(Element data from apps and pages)
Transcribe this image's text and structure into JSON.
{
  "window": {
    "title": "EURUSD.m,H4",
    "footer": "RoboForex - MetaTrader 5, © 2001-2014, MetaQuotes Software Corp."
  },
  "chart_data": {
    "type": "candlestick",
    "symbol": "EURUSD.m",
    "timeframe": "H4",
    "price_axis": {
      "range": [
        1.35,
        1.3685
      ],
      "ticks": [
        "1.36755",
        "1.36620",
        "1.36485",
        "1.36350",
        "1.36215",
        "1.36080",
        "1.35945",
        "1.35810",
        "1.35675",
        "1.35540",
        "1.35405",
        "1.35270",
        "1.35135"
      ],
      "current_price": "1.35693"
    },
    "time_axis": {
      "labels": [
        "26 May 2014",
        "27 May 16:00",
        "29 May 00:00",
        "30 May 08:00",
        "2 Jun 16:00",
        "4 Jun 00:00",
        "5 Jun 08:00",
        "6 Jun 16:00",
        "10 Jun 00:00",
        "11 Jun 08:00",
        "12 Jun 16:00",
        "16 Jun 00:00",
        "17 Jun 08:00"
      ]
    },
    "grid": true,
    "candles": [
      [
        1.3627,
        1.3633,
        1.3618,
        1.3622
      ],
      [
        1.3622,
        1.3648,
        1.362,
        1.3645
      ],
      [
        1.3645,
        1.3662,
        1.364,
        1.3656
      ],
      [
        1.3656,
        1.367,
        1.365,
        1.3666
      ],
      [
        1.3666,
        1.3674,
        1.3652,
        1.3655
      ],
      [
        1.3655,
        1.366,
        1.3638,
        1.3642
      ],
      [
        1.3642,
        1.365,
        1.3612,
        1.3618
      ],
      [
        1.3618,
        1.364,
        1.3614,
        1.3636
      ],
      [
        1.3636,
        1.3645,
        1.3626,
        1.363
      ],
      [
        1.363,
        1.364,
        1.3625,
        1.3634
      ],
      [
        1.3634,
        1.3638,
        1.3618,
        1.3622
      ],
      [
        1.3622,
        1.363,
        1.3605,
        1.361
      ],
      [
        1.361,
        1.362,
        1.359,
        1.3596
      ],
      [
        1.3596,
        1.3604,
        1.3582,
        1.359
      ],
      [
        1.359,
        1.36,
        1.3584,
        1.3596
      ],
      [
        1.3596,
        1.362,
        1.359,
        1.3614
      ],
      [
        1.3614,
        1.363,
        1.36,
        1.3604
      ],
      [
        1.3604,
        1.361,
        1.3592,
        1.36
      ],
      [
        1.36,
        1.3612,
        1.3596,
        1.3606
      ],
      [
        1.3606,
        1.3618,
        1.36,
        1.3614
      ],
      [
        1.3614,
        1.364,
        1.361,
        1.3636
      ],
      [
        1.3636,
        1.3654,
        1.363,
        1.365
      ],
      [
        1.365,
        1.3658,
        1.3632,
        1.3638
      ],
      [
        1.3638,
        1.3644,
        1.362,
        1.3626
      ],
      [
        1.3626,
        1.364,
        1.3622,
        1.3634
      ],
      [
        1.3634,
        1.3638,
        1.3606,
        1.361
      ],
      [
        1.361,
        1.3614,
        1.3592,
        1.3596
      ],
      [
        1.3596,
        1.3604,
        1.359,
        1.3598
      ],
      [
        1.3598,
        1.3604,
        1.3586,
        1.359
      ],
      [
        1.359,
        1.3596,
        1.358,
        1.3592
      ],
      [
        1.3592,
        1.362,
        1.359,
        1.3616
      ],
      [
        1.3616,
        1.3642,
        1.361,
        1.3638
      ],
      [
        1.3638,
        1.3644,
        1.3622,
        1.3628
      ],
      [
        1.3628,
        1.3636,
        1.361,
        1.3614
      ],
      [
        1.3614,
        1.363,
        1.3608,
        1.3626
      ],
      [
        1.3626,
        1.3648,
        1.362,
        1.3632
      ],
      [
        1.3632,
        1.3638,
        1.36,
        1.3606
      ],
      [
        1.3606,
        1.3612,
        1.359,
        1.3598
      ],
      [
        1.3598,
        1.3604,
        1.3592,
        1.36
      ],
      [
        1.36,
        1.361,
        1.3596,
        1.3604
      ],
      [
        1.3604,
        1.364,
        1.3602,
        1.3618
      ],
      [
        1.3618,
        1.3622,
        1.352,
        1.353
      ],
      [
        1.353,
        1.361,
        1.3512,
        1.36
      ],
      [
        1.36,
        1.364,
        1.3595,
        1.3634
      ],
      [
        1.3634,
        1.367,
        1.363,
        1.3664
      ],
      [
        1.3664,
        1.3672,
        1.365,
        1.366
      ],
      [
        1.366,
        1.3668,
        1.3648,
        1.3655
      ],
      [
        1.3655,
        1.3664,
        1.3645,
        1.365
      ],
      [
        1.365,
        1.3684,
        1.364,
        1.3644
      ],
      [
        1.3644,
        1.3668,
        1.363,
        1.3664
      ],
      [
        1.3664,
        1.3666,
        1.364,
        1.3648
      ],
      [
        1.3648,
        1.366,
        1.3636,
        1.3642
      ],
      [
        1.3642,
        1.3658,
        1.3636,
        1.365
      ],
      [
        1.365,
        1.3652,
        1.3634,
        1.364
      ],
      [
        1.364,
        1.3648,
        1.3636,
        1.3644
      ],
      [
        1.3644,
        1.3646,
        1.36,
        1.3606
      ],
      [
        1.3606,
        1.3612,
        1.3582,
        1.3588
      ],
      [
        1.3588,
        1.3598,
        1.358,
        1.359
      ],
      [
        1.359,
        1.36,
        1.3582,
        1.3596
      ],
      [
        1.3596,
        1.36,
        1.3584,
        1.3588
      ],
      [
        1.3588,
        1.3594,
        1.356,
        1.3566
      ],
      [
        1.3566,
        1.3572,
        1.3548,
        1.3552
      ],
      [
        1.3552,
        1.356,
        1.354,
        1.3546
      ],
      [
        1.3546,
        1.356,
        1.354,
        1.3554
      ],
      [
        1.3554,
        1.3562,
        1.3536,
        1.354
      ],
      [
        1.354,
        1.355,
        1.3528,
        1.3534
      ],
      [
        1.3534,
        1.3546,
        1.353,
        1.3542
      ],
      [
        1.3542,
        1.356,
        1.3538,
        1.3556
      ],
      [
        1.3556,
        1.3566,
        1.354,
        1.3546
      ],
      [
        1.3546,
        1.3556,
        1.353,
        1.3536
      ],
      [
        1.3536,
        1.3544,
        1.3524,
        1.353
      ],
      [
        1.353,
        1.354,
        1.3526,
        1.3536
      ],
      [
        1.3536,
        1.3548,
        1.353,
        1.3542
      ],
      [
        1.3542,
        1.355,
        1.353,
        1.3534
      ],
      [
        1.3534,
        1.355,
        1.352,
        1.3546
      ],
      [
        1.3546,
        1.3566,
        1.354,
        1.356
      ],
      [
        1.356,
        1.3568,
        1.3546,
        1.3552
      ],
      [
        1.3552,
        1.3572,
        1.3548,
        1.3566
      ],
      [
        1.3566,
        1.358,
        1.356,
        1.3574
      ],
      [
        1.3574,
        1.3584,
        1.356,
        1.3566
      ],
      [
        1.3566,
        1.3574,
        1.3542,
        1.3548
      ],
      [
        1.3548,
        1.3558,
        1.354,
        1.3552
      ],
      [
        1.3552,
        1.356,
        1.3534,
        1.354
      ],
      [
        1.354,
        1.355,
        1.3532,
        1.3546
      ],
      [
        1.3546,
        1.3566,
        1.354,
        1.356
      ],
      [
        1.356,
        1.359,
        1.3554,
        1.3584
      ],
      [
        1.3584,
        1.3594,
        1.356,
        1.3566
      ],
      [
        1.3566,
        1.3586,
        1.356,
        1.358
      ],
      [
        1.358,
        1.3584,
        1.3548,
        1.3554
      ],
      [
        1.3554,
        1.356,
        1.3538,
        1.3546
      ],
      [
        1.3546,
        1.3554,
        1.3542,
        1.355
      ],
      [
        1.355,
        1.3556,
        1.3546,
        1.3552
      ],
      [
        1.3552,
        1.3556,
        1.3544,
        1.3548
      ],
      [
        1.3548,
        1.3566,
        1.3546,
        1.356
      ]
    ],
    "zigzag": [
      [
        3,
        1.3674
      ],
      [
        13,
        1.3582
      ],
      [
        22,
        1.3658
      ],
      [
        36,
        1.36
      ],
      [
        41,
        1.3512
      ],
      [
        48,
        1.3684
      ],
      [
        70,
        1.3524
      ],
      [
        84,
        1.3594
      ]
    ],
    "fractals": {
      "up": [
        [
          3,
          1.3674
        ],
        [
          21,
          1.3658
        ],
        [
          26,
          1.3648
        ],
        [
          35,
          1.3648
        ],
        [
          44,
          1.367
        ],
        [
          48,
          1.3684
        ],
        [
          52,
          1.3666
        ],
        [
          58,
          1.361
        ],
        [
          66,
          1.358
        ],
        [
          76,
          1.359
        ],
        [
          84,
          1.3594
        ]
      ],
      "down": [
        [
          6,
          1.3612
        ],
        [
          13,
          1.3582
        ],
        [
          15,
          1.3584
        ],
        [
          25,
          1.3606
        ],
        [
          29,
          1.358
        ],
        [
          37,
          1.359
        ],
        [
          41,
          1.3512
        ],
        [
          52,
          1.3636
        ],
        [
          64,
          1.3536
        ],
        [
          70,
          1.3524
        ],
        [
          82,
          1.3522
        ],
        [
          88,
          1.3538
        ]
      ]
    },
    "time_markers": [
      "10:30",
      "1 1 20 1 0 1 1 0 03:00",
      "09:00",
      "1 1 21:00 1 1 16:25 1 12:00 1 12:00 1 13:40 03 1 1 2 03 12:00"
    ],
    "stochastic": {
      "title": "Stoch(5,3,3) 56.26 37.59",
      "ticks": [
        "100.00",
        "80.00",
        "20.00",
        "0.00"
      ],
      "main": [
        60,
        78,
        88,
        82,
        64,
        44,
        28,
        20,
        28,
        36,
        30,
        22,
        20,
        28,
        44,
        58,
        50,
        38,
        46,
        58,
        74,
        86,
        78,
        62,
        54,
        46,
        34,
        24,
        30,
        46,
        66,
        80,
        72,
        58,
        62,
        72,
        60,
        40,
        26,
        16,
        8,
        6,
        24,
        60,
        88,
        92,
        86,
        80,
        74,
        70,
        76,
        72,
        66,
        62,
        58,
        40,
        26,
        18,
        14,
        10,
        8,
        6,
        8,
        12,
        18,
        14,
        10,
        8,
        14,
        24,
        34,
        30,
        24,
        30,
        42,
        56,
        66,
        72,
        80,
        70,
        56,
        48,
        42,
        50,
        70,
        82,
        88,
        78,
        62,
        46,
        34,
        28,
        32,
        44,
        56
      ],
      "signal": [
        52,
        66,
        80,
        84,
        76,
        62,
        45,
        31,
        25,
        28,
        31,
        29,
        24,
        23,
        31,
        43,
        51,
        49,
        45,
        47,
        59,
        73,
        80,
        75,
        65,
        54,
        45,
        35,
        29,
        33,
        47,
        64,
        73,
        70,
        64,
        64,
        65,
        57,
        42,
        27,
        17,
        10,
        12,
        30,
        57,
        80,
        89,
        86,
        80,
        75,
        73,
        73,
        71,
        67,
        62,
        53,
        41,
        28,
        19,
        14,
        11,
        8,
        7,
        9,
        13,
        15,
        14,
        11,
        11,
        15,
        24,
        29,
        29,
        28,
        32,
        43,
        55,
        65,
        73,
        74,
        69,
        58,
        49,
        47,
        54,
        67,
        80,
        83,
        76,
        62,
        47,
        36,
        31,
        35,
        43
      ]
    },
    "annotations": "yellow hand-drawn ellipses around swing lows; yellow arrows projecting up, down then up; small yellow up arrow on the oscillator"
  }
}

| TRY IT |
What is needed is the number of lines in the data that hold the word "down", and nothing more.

| RESPONSE BELOW |
2